Assignment: Looking at the records below, say how many lines include "title", and add nothing else.

Records from a dataset:
________________
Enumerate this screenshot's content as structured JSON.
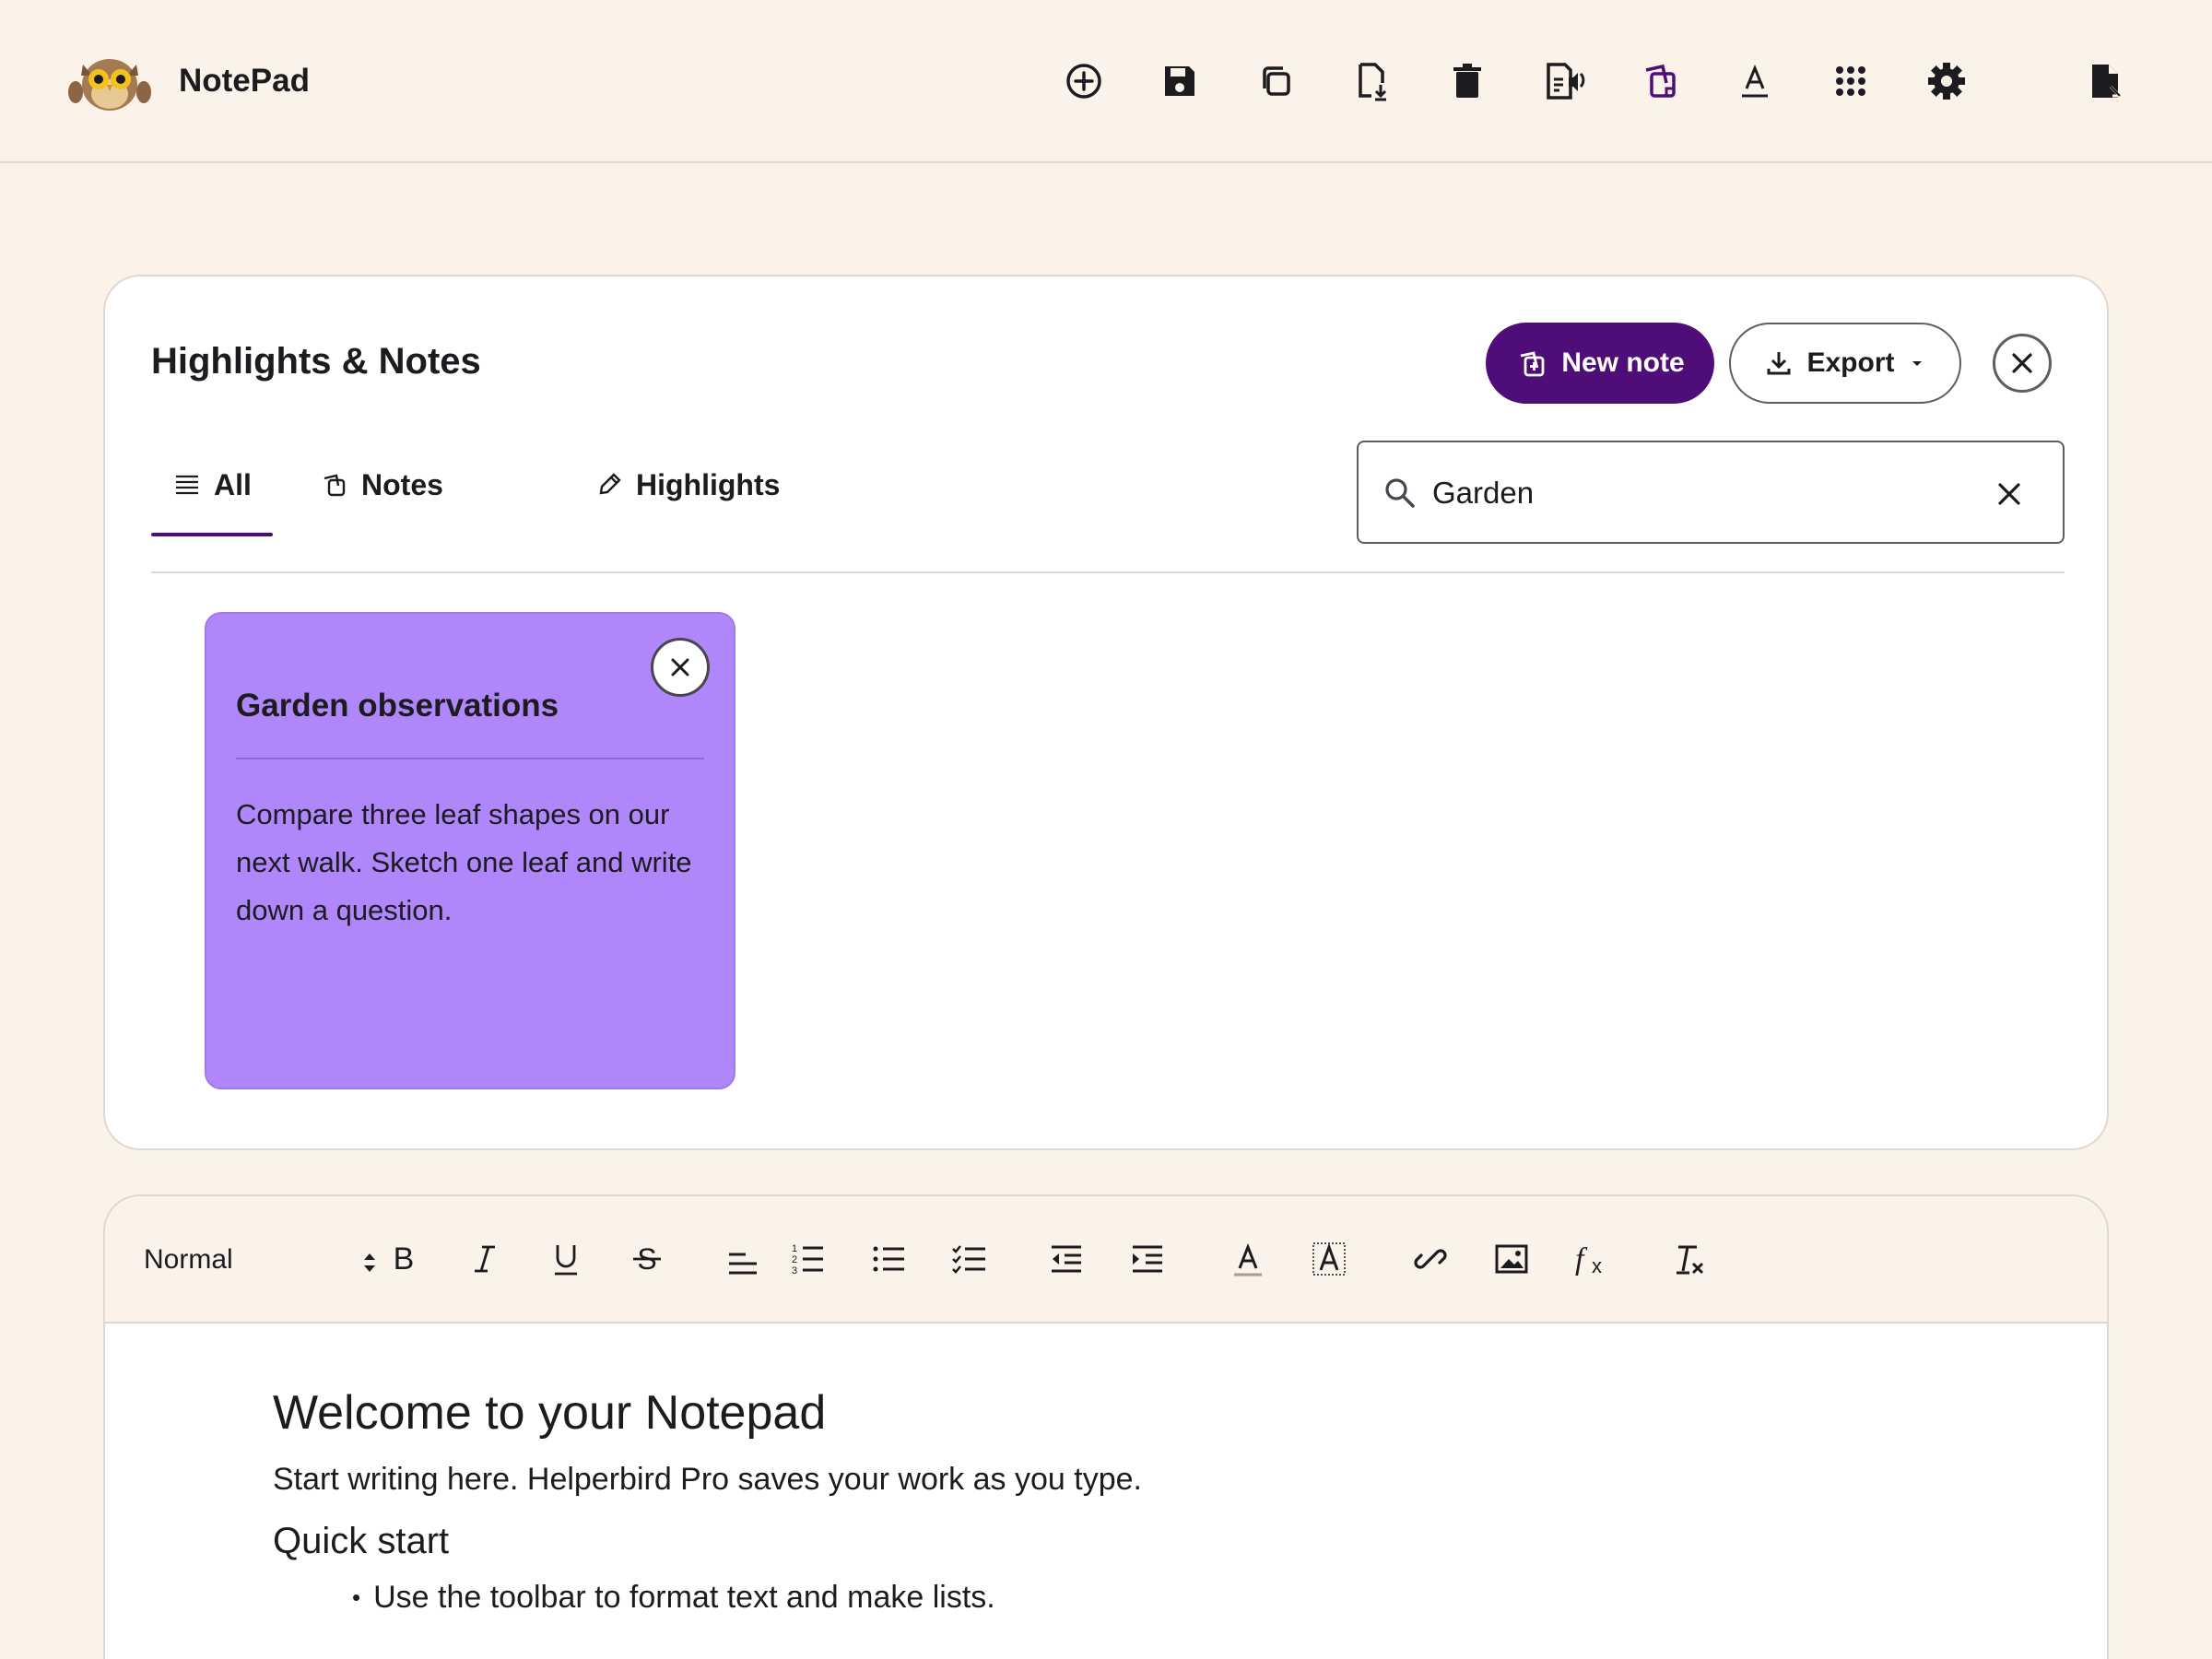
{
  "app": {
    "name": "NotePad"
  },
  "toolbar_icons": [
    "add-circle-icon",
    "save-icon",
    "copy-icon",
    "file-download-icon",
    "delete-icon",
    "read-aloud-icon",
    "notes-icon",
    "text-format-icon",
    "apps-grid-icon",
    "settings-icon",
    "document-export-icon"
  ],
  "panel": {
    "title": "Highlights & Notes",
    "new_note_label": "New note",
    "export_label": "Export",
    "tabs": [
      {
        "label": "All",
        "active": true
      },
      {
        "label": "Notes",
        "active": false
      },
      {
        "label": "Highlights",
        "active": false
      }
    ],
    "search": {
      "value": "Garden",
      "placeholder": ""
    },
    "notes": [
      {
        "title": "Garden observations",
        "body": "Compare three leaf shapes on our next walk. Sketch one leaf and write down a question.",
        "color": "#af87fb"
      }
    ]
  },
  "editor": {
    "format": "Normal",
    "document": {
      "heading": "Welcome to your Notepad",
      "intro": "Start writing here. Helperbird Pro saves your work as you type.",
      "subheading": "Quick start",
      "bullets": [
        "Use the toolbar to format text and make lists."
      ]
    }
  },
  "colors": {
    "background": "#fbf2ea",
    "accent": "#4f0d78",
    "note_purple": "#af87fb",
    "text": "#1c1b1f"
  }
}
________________
Solution for this problem: 2